Assigned task:
Find how many lines in the material below contain the word "delivery" and give only that number.

Data listing:
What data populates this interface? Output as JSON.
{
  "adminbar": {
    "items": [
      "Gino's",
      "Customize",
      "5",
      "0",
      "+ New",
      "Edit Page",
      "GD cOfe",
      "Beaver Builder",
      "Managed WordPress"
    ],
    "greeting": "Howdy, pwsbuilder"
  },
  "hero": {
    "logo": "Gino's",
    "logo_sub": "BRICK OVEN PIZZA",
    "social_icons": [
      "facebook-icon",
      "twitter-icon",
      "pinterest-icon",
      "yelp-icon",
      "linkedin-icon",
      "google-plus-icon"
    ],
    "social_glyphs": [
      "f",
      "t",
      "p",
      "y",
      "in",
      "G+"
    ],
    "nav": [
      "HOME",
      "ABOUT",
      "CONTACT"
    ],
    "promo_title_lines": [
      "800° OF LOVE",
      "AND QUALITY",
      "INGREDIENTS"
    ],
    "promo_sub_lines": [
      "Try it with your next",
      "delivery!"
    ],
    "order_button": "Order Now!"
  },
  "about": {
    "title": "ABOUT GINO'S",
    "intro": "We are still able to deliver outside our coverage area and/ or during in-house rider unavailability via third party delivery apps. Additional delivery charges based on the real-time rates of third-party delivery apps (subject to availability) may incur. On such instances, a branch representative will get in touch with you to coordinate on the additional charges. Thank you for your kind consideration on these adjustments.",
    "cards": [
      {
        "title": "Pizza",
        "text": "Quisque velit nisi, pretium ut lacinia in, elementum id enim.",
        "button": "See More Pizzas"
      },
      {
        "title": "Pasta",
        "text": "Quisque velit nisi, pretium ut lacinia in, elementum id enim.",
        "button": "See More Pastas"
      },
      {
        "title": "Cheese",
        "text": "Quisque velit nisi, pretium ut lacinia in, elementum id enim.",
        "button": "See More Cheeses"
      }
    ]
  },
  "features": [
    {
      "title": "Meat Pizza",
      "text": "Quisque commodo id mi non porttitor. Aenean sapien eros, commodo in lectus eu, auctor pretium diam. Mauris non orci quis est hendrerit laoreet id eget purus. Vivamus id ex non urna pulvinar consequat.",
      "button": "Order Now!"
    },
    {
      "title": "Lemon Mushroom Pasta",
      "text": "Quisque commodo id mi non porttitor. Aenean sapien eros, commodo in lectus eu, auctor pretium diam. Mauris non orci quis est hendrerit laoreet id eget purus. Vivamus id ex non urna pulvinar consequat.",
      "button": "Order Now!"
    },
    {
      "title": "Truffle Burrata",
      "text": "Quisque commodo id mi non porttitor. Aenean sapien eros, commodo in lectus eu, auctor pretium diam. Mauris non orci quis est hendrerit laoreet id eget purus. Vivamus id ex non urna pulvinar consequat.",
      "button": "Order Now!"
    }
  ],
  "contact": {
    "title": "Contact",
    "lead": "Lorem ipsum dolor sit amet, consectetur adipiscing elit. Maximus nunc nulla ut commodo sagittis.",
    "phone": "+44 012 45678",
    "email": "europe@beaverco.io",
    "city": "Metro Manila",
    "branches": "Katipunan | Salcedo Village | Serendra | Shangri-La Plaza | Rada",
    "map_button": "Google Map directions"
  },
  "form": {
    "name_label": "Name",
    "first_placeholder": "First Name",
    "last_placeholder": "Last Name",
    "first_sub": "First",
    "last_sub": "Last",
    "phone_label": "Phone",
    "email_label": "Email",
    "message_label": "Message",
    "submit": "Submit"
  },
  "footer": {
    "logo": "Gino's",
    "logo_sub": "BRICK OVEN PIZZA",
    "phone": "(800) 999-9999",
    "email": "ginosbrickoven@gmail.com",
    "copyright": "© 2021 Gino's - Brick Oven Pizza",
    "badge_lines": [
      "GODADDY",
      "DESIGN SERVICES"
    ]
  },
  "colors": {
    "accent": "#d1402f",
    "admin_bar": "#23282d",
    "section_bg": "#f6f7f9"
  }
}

Finished exercise:
2